-- Dataset records follows --

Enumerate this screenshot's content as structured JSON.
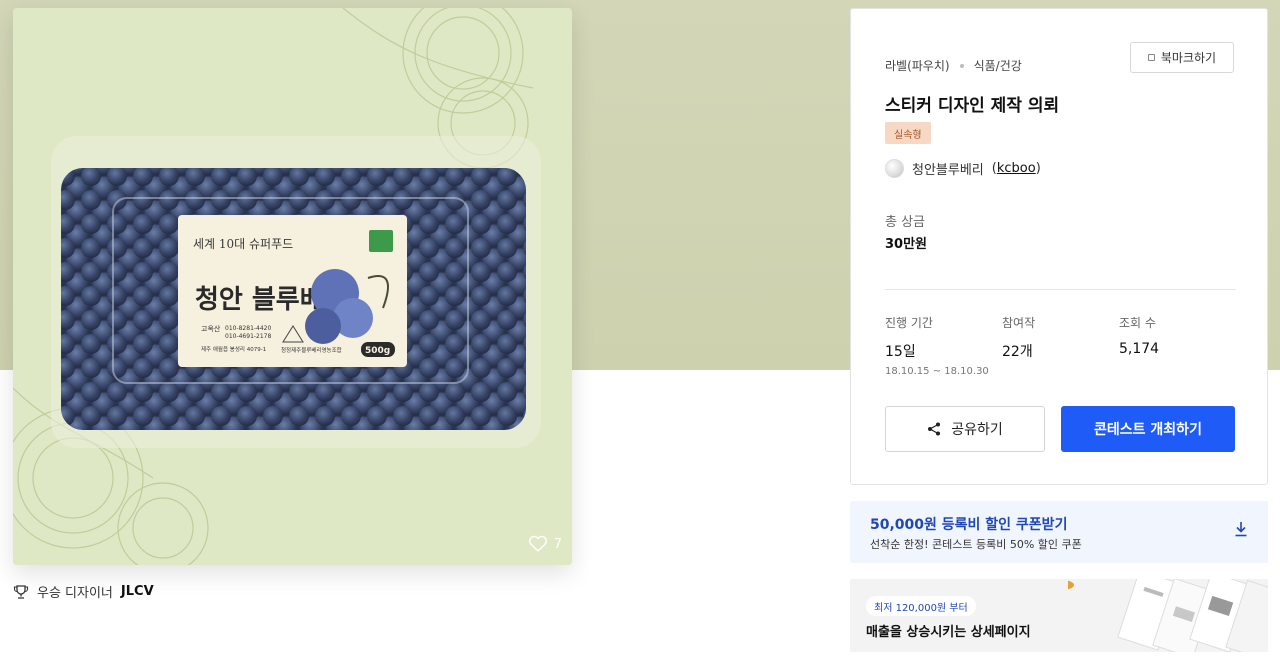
{
  "product": {
    "likes": "7",
    "label": {
      "slogan": "세계 10대 슈퍼푸드",
      "name": "청안 블루베리",
      "farmer": "고옥산",
      "phone1": "010-8281-4420",
      "phone2": "010-4691-2178",
      "address": "제주 애월읍 봉성리 4079-1",
      "weight": "500g",
      "org": "청정제주블루베리영농조합"
    }
  },
  "award": {
    "prefix": "우승 디자이너",
    "designer": "JLCV"
  },
  "panel": {
    "category1": "라벨(파우치)",
    "category2": "식품/건강",
    "bookmark_label": "북마크하기",
    "title": "스티커 디자인 제작 의뢰",
    "tag": "실속형",
    "client_name": "청안블루베리",
    "client_id": "kcboo",
    "prize_label": "총 상금",
    "prize_value": "30만원",
    "stats": {
      "period_label": "진행 기간",
      "period_value": "15일",
      "period_dates": "18.10.15 ~ 18.10.30",
      "entries_label": "참여작",
      "entries_value": "22개",
      "views_label": "조회 수",
      "views_value": "5,174"
    },
    "share_label": "공유하기",
    "host_label": "콘테스트 개최하기"
  },
  "coupon": {
    "title": "50,000원 등록비 할인 쿠폰받기",
    "subtitle": "선착순 한정! 콘테스트 등록비 50% 할인 쿠폰"
  },
  "banner": {
    "pill": "최저 120,000원 부터",
    "title": "매출을 상승시키는 상세페이지"
  },
  "colors": {
    "accent": "#1e5bf7",
    "coupon_text": "#1e47b8",
    "tag_bg": "#f6d8c4",
    "tag_text": "#a5562a",
    "band": "#d3d7b8"
  }
}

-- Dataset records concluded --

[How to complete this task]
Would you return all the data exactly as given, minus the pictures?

[Task response]
Enumerate this screenshot's content as structured JSON.
{
  "product": {
    "likes": "7",
    "label": {
      "slogan": "세계 10대 슈퍼푸드",
      "name": "청안 블루베리",
      "farmer": "고옥산",
      "phone1": "010-8281-4420",
      "phone2": "010-4691-2178",
      "address": "제주 애월읍 봉성리 4079-1",
      "weight": "500g",
      "org": "청정제주블루베리영농조합"
    }
  },
  "award": {
    "prefix": "우승 디자이너",
    "designer": "JLCV"
  },
  "panel": {
    "category1": "라벨(파우치)",
    "category2": "식품/건강",
    "bookmark_label": "북마크하기",
    "title": "스티커 디자인 제작 의뢰",
    "tag": "실속형",
    "client_name": "청안블루베리",
    "client_id": "kcboo",
    "prize_label": "총 상금",
    "prize_value": "30만원",
    "stats": {
      "period_label": "진행 기간",
      "period_value": "15일",
      "period_dates": "18.10.15 ~ 18.10.30",
      "entries_label": "참여작",
      "entries_value": "22개",
      "views_label": "조회 수",
      "views_value": "5,174"
    },
    "share_label": "공유하기",
    "host_label": "콘테스트 개최하기"
  },
  "coupon": {
    "title": "50,000원 등록비 할인 쿠폰받기",
    "subtitle": "선착순 한정! 콘테스트 등록비 50% 할인 쿠폰"
  },
  "banner": {
    "pill": "최저 120,000원 부터",
    "title": "매출을 상승시키는 상세페이지"
  },
  "colors": {
    "accent": "#1e5bf7",
    "coupon_text": "#1e47b8",
    "tag_bg": "#f6d8c4",
    "tag_text": "#a5562a",
    "band": "#d3d7b8"
  }
}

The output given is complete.